■ WORK ITEM
The records under this task must be duplicated exactly.

■ Items from a data source

===============

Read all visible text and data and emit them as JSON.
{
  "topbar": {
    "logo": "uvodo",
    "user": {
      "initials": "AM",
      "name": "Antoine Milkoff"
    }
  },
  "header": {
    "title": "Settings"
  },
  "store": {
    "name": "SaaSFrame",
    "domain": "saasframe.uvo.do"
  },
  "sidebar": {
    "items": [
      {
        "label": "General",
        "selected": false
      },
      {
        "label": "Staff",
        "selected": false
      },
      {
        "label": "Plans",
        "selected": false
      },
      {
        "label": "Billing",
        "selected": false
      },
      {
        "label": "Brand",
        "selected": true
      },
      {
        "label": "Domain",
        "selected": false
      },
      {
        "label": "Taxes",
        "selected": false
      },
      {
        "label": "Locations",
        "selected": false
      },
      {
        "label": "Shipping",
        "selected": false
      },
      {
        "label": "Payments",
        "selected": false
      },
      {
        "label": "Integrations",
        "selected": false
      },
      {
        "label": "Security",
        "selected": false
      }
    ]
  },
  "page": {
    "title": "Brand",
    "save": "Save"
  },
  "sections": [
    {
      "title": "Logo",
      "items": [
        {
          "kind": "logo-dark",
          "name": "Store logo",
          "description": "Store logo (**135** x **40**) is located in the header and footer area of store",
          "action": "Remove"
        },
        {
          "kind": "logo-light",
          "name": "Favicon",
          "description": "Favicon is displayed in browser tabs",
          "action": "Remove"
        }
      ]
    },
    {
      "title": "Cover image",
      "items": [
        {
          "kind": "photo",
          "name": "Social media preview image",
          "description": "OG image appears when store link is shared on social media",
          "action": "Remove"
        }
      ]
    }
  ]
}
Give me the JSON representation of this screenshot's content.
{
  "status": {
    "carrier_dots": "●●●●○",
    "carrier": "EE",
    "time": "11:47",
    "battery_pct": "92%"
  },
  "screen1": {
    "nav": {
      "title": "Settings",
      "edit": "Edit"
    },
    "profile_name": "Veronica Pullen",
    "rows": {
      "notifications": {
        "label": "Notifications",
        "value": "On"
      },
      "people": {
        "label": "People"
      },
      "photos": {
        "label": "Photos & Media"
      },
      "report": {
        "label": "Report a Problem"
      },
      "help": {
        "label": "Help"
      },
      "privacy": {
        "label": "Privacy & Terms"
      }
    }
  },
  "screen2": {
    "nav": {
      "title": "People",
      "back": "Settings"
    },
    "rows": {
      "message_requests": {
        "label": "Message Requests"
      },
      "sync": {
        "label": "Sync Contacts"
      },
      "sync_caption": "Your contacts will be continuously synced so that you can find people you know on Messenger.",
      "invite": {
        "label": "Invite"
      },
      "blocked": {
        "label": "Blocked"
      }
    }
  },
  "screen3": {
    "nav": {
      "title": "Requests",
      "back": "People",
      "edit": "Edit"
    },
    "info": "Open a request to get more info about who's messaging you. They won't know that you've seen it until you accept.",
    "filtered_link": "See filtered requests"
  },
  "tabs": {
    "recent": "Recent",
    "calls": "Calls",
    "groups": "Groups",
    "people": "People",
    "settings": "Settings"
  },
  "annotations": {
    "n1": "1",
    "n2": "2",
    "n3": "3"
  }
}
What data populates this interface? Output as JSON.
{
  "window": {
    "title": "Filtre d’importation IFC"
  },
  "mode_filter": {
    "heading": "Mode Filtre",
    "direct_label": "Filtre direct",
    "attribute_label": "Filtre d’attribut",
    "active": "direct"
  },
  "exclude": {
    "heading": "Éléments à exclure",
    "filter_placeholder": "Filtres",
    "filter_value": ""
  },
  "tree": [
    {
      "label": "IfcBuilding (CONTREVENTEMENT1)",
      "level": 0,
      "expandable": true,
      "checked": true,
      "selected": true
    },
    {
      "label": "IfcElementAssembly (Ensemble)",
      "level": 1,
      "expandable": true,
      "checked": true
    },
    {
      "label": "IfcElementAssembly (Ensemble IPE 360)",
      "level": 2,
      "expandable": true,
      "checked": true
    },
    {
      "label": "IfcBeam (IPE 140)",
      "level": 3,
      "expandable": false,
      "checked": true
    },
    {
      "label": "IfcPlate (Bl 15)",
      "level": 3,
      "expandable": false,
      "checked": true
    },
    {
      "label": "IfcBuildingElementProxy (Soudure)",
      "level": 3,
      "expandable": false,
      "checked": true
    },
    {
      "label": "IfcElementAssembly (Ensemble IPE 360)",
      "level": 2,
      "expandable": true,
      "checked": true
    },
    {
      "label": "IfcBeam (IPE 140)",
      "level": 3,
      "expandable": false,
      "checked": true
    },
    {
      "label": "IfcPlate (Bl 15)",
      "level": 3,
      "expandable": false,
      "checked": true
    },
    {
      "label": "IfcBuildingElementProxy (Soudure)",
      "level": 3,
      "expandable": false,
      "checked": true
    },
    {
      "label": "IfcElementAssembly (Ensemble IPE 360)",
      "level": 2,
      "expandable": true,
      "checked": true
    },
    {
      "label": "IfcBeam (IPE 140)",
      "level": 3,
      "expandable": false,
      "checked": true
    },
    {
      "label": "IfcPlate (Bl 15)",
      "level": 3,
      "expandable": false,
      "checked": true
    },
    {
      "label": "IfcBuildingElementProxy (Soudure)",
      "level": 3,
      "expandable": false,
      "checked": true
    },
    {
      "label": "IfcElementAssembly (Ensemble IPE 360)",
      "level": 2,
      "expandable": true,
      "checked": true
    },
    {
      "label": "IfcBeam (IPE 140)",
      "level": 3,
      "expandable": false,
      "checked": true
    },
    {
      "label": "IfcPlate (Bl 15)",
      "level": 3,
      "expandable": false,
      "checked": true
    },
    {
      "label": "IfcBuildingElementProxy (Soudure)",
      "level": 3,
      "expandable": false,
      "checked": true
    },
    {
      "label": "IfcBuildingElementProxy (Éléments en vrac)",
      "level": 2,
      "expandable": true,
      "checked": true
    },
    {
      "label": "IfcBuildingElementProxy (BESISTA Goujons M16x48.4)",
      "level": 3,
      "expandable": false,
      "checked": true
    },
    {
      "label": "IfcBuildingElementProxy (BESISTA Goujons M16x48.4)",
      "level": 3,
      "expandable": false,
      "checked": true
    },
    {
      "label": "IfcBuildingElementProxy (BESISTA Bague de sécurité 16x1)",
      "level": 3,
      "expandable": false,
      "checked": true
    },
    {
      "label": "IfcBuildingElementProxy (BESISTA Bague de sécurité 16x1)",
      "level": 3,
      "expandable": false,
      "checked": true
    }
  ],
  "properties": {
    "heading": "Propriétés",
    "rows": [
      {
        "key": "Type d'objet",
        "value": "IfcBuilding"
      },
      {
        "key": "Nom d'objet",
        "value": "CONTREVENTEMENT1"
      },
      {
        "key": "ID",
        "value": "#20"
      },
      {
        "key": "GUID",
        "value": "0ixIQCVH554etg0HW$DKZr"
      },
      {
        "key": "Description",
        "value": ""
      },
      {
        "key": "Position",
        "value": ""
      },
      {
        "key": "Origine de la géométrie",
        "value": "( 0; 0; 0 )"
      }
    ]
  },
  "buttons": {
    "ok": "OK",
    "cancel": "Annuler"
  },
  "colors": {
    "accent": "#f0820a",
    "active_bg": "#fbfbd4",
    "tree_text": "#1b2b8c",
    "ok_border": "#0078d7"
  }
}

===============

■ TASK RESULT
Read all visible text and data and emit them as JSON.
{
  "topbar": {
    "logo": "uvodo",
    "user": {
      "initials": "AM",
      "name": "Antoine Milkoff"
    }
  },
  "header": {
    "title": "Settings"
  },
  "store": {
    "name": "SaaSFrame",
    "domain": "saasframe.uvo.do"
  },
  "sidebar": {
    "items": [
      {
        "label": "General",
        "selected": false
      },
      {
        "label": "Staff",
        "selected": false
      },
      {
        "label": "Plans",
        "selected": false
      },
      {
        "label": "Billing",
        "selected": false
      },
      {
        "label": "Brand",
        "selected": true
      },
      {
        "label": "Domain",
        "selected": false
      },
      {
        "label": "Taxes",
        "selected": false
      },
      {
        "label": "Locations",
        "selected": false
      },
      {
        "label": "Shipping",
        "selected": false
      },
      {
        "label": "Payments",
        "selected": false
      },
      {
        "label": "Integrations",
        "selected": false
      },
      {
        "label": "Security",
        "selected": false
      }
    ]
  },
  "page": {
    "title": "Brand",
    "save": "Save"
  },
  "sections": [
    {
      "title": "Logo",
      "items": [
        {
          "kind": "logo-dark",
          "name": "Store logo",
          "description": "Store logo (**135** x **40**) is located in the header and footer area of store",
          "action": "Remove"
        },
        {
          "kind": "logo-light",
          "name": "Favicon",
          "description": "Favicon is displayed in browser tabs",
          "action": "Remove"
        }
      ]
    },
    {
      "title": "Cover image",
      "items": [
        {
          "kind": "photo",
          "name": "Social media preview image",
          "description": "OG image appears when store link is shared on social media",
          "action": "Remove"
        }
      ]
    }
  ]
}
Give me the JSON representation of this screenshot's content.
{
  "status": {
    "carrier_dots": "●●●●○",
    "carrier": "EE",
    "time": "11:47",
    "battery_pct": "92%"
  },
  "screen1": {
    "nav": {
      "title": "Settings",
      "edit": "Edit"
    },
    "profile_name": "Veronica Pullen",
    "rows": {
      "notifications": {
        "label": "Notifications",
        "value": "On"
      },
      "people": {
        "label": "People"
      },
      "photos": {
        "label": "Photos & Media"
      },
      "report": {
        "label": "Report a Problem"
      },
      "help": {
        "label": "Help"
      },
      "privacy": {
        "label": "Privacy & Terms"
      }
    }
  },
  "screen2": {
    "nav": {
      "title": "People",
      "back": "Settings"
    },
    "rows": {
      "message_requests": {
        "label": "Message Requests"
      },
      "sync": {
        "label": "Sync Contacts"
      },
      "sync_caption": "Your contacts will be continuously synced so that you can find people you know on Messenger.",
      "invite": {
        "label": "Invite"
      },
      "blocked": {
        "label": "Blocked"
      }
    }
  },
  "screen3": {
    "nav": {
      "title": "Requests",
      "back": "People",
      "edit": "Edit"
    },
    "info": "Open a request to get more info about who's messaging you. They won't know that you've seen it until you accept.",
    "filtered_link": "See filtered requests"
  },
  "tabs": {
    "recent": "Recent",
    "calls": "Calls",
    "groups": "Groups",
    "people": "People",
    "settings": "Settings"
  },
  "annotations": {
    "n1": "1",
    "n2": "2",
    "n3": "3"
  }
}
What data populates this interface? Output as JSON.
{
  "window": {
    "title": "Filtre d’importation IFC"
  },
  "mode_filter": {
    "heading": "Mode Filtre",
    "direct_label": "Filtre direct",
    "attribute_label": "Filtre d’attribut",
    "active": "direct"
  },
  "exclude": {
    "heading": "Éléments à exclure",
    "filter_placeholder": "Filtres",
    "filter_value": ""
  },
  "tree": [
    {
      "label": "IfcBuilding (CONTREVENTEMENT1)",
      "level": 0,
      "expandable": true,
      "checked": true,
      "selected": true
    },
    {
      "label": "IfcElementAssembly (Ensemble)",
      "level": 1,
      "expandable": true,
      "checked": true
    },
    {
      "label": "IfcElementAssembly (Ensemble IPE 360)",
      "level": 2,
      "expandable": true,
      "checked": true
    },
    {
      "label": "IfcBeam (IPE 140)",
      "level": 3,
      "expandable": false,
      "checked": true
    },
    {
      "label": "IfcPlate (Bl 15)",
      "level": 3,
      "expandable": false,
      "checked": true
    },
    {
      "label": "IfcBuildingElementProxy (Soudure)",
      "level": 3,
      "expandable": false,
      "checked": true
    },
    {
      "label": "IfcElementAssembly (Ensemble IPE 360)",
      "level": 2,
      "expandable": true,
      "checked": true
    },
    {
      "label": "IfcBeam (IPE 140)",
      "level": 3,
      "expandable": false,
      "checked": true
    },
    {
      "label": "IfcPlate (Bl 15)",
      "level": 3,
      "expandable": false,
      "checked": true
    },
    {
      "label": "IfcBuildingElementProxy (Soudure)",
      "level": 3,
      "expandable": false,
      "checked": true
    },
    {
      "label": "IfcElementAssembly (Ensemble IPE 360)",
      "level": 2,
      "expandable": true,
      "checked": true
    },
    {
      "label": "IfcBeam (IPE 140)",
      "level": 3,
      "expandable": false,
      "checked": true
    },
    {
      "label": "IfcPlate (Bl 15)",
      "level": 3,
      "expandable": false,
      "checked": true
    },
    {
      "label": "IfcBuildingElementProxy (Soudure)",
      "level": 3,
      "expandable": false,
      "checked": true
    },
    {
      "label": "IfcElementAssembly (Ensemble IPE 360)",
      "level": 2,
      "expandable": true,
      "checked": true
    },
    {
      "label": "IfcBeam (IPE 140)",
      "level": 3,
      "expandable": false,
      "checked": true
    },
    {
      "label": "IfcPlate (Bl 15)",
      "level": 3,
      "expandable": false,
      "checked": true
    },
    {
      "label": "IfcBuildingElementProxy (Soudure)",
      "level": 3,
      "expandable": false,
      "checked": true
    },
    {
      "label": "IfcBuildingElementProxy (Éléments en vrac)",
      "level": 2,
      "expandable": true,
      "checked": true
    },
    {
      "label": "IfcBuildingElementProxy (BESISTA Goujons M16x48.4)",
      "level": 3,
      "expandable": false,
      "checked": true
    },
    {
      "label": "IfcBuildingElementProxy (BESISTA Goujons M16x48.4)",
      "level": 3,
      "expandable": false,
      "checked": true
    },
    {
      "label": "IfcBuildingElementProxy (BESISTA Bague de sécurité 16x1)",
      "level": 3,
      "expandable": false,
      "checked": true
    },
    {
      "label": "IfcBuildingElementProxy (BESISTA Bague de sécurité 16x1)",
      "level": 3,
      "expandable": false,
      "checked": true
    }
  ],
  "properties": {
    "heading": "Propriétés",
    "rows": [
      {
        "key": "Type d'objet",
        "value": "IfcBuilding"
      },
      {
        "key": "Nom d'objet",
        "value": "CONTREVENTEMENT1"
      },
      {
        "key": "ID",
        "value": "#20"
      },
      {
        "key": "GUID",
        "value": "0ixIQCVH554etg0HW$DKZr"
      },
      {
        "key": "Description",
        "value": ""
      },
      {
        "key": "Position",
        "value": ""
      },
      {
        "key": "Origine de la géométrie",
        "value": "( 0; 0; 0 )"
      }
    ]
  },
  "buttons": {
    "ok": "OK",
    "cancel": "Annuler"
  },
  "colors": {
    "accent": "#f0820a",
    "active_bg": "#fbfbd4",
    "tree_text": "#1b2b8c",
    "ok_border": "#0078d7"
  }
}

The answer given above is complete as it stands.